**** DATASET CONTENT
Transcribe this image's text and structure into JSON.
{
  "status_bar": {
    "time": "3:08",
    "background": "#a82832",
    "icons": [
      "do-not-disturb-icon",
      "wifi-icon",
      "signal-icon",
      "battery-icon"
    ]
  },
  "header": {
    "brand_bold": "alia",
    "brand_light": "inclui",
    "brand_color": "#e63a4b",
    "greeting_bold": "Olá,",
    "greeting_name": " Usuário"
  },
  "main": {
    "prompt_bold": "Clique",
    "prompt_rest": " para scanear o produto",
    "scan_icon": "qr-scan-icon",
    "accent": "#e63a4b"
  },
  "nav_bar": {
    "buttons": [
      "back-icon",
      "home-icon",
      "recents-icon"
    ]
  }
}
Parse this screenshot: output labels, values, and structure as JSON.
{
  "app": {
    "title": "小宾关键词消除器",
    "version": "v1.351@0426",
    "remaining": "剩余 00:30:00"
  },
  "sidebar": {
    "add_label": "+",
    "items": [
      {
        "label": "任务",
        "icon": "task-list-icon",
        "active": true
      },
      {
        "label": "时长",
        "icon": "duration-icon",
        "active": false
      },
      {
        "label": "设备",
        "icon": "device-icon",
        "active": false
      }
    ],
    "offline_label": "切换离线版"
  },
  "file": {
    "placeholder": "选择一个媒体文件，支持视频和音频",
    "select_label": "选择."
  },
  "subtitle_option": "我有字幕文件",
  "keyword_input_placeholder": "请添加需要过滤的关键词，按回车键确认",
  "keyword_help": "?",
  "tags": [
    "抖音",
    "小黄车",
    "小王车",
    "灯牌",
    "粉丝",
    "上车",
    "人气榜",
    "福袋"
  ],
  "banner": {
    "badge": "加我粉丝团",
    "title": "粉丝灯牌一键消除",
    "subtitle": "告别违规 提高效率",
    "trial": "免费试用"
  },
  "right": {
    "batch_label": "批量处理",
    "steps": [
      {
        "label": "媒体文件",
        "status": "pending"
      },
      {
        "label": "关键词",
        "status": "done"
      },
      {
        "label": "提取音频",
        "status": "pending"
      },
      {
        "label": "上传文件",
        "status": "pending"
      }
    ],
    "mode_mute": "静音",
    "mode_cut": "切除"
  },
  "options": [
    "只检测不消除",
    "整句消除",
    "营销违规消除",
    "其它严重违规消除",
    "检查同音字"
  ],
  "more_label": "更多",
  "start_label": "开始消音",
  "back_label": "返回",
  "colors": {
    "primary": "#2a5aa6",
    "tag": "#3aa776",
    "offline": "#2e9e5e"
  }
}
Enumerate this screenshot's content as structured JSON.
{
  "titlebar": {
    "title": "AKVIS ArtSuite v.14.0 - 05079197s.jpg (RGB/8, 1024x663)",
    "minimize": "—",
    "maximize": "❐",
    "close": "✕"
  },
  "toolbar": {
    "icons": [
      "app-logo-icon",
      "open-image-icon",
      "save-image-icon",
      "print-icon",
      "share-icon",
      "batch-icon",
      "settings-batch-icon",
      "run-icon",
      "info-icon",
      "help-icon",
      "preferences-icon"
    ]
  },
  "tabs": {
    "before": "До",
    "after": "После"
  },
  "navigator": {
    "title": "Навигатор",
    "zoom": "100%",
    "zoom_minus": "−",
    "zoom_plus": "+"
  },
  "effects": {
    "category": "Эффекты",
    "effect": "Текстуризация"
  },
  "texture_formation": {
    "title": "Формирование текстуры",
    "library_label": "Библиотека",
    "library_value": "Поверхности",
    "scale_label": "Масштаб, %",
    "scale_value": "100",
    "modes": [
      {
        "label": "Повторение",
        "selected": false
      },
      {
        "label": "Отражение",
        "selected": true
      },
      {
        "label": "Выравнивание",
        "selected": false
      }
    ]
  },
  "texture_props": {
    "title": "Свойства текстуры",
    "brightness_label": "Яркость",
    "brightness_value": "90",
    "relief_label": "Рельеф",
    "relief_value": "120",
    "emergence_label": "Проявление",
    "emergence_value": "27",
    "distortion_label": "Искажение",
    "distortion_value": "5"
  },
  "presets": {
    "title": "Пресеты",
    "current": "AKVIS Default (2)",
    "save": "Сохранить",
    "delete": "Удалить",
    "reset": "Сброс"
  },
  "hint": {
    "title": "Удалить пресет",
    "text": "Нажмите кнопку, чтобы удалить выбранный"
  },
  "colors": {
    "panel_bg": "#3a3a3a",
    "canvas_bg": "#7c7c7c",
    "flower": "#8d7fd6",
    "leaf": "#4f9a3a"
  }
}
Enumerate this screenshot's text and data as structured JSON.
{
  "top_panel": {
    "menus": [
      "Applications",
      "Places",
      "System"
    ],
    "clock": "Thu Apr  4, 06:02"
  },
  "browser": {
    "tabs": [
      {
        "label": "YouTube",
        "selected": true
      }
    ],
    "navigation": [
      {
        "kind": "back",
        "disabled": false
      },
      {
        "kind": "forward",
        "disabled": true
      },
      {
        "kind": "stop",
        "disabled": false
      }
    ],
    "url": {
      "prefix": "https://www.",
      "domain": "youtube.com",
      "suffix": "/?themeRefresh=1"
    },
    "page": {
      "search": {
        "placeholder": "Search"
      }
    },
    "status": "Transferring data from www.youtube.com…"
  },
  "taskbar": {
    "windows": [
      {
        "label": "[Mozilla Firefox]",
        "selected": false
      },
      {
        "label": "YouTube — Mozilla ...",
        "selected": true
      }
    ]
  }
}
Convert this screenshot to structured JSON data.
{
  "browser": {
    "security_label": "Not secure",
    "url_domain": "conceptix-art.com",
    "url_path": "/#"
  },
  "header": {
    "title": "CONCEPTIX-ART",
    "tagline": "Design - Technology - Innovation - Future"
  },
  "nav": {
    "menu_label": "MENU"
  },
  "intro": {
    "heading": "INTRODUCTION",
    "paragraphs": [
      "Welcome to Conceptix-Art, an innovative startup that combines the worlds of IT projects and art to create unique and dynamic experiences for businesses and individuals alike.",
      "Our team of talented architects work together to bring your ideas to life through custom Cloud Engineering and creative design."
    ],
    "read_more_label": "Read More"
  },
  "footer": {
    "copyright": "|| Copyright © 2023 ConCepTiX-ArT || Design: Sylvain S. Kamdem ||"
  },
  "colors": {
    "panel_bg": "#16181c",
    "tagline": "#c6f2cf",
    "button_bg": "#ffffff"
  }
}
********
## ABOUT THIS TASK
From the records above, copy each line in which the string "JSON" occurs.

## RESULT
Transcribe this image's text and structure into JSON.
Parse this screenshot: output labels, values, and structure as JSON.
Enumerate this screenshot's content as structured JSON.
Enumerate this screenshot's text and data as structured JSON.
Convert this screenshot to structured JSON data.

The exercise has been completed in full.